(Beginning of Given records)
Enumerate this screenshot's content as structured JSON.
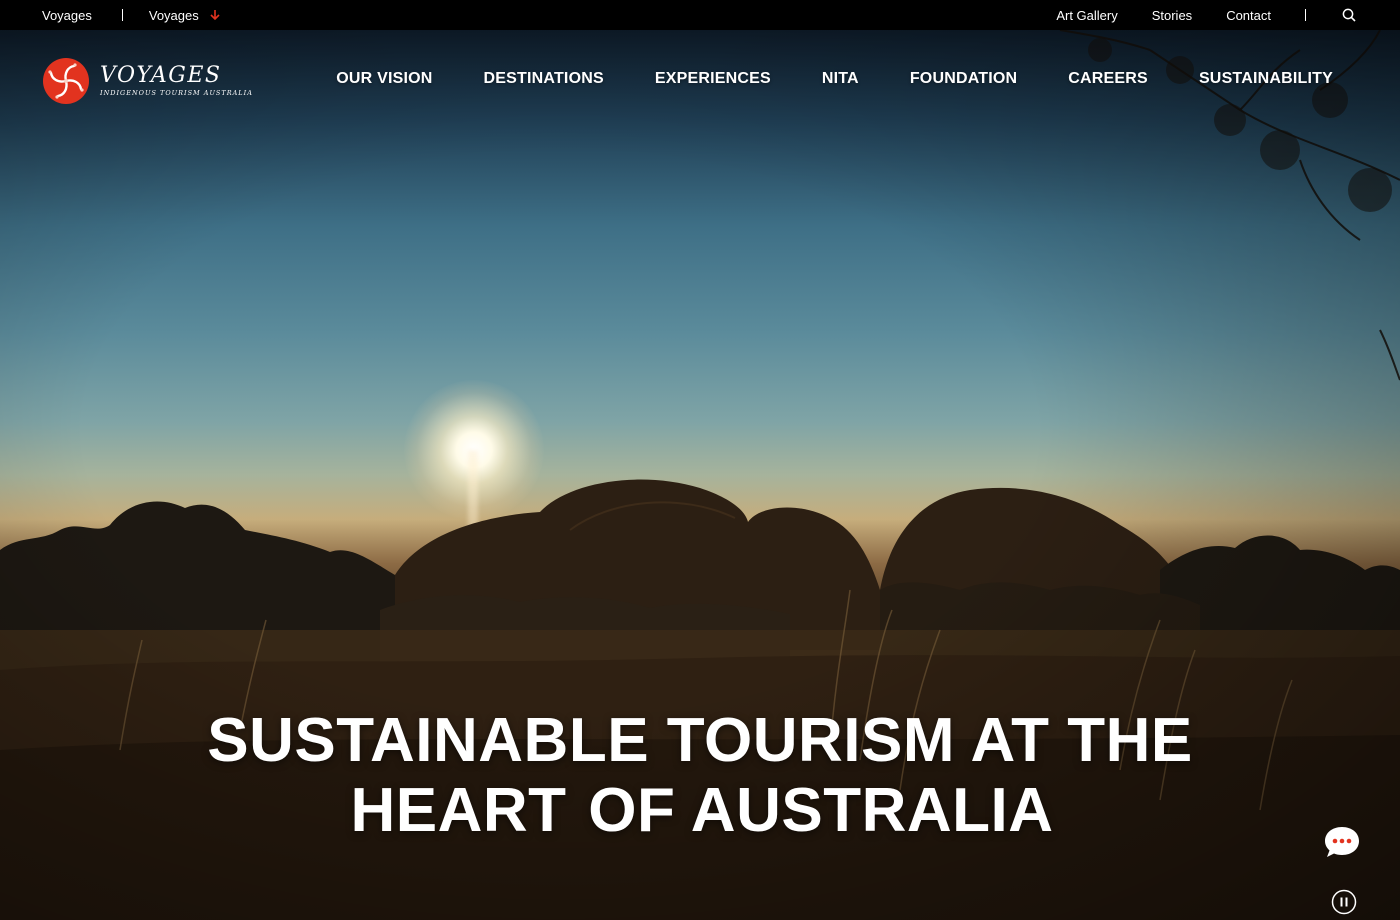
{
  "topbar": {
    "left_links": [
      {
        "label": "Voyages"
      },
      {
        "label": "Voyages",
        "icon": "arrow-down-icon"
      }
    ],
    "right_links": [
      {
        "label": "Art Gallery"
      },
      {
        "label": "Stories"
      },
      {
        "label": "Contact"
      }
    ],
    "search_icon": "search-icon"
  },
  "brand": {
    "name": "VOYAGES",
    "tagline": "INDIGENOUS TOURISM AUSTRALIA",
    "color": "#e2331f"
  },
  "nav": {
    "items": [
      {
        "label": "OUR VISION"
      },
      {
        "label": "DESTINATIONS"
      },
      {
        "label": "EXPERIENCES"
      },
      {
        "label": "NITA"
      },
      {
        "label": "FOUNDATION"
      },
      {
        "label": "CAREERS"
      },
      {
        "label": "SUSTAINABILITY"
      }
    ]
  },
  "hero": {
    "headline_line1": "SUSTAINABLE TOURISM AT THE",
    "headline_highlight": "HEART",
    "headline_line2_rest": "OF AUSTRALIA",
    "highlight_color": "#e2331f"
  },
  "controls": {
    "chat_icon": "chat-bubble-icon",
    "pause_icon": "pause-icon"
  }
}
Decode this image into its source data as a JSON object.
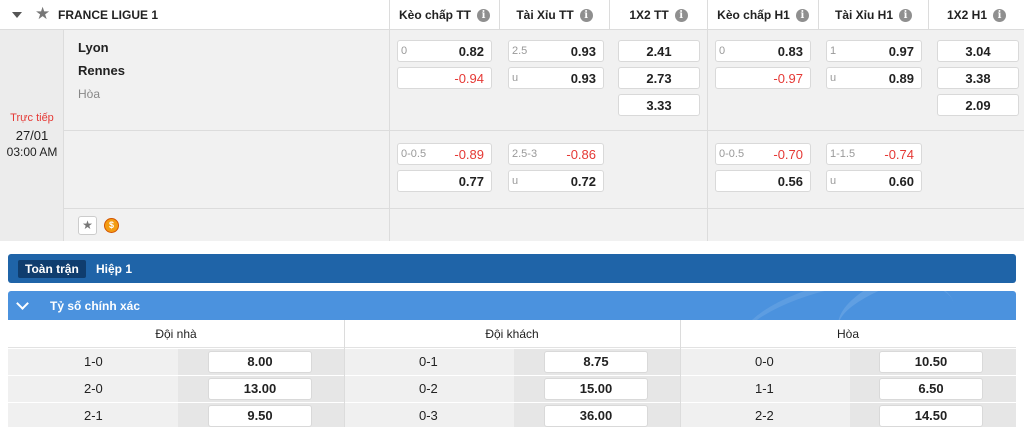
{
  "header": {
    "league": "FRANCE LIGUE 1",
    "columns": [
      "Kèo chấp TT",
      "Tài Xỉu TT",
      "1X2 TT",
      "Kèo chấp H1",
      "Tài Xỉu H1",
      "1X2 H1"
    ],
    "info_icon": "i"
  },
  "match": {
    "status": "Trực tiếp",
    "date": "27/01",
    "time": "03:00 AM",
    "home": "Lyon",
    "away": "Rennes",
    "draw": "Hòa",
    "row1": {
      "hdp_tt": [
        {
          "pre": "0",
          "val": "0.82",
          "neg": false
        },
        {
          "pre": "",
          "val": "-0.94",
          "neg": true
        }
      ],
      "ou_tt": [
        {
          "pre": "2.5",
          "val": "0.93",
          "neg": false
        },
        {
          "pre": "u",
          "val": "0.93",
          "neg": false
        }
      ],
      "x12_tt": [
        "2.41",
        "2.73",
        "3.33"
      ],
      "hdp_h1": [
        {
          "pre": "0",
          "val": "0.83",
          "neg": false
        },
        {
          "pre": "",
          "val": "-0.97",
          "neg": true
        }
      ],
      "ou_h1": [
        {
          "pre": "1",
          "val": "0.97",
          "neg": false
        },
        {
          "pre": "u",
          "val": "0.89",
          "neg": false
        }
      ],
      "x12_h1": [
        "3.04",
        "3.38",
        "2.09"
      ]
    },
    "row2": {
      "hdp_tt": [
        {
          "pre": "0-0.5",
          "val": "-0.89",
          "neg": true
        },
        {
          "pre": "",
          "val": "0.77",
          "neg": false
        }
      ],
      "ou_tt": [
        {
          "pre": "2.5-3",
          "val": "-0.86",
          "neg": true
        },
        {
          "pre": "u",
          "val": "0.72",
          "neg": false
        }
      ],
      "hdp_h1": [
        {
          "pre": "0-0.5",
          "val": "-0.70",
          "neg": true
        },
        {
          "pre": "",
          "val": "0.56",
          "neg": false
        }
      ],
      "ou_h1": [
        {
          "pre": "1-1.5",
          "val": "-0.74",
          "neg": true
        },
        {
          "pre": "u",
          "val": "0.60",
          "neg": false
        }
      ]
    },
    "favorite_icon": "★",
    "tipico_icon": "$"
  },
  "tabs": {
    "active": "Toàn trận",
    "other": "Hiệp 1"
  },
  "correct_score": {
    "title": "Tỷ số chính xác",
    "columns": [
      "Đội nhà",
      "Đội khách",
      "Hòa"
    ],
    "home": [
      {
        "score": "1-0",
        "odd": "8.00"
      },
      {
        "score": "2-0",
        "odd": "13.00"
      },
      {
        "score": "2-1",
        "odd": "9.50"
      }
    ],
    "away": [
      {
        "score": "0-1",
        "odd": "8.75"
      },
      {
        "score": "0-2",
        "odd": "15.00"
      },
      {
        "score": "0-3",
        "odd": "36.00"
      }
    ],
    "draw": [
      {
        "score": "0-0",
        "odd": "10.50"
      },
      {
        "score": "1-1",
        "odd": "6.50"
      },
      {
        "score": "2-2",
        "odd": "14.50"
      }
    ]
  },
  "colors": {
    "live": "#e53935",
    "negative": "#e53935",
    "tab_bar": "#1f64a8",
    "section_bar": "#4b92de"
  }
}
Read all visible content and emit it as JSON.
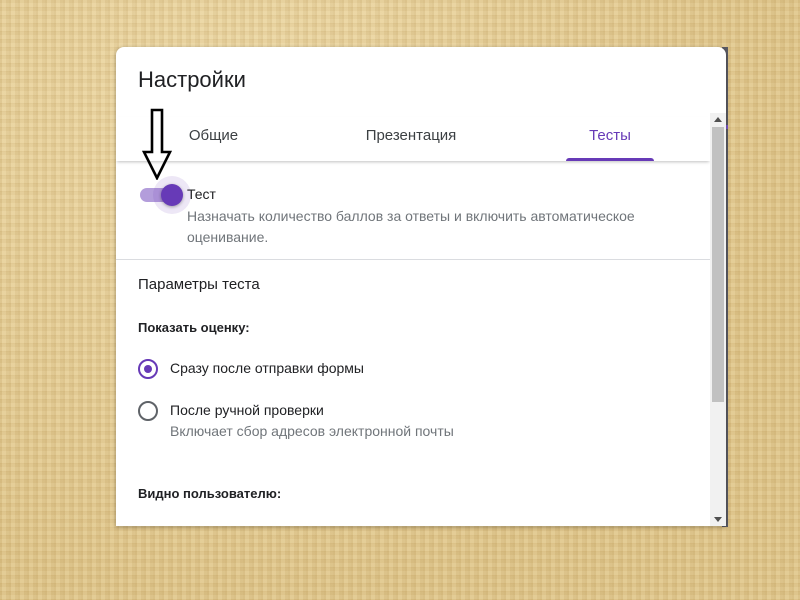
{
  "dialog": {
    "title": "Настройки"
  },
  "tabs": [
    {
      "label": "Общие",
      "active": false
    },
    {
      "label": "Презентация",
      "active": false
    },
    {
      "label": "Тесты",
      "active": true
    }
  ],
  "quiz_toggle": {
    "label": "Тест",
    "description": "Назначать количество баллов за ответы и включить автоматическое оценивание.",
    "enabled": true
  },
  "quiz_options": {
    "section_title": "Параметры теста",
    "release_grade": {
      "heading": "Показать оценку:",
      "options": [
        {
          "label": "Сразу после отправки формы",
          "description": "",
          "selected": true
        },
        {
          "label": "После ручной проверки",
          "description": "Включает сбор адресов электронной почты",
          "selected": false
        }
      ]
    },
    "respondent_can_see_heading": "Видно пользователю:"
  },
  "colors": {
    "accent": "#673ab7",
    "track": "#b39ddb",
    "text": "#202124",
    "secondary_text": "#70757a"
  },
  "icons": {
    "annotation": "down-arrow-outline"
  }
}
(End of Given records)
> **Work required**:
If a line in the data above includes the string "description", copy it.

> **Your solution**:
    "description": "Назначать количество баллов за ответы и включить автоматическое оценивание.",
          "description": "",
          "description": "Включает сбор адресов электронной почты",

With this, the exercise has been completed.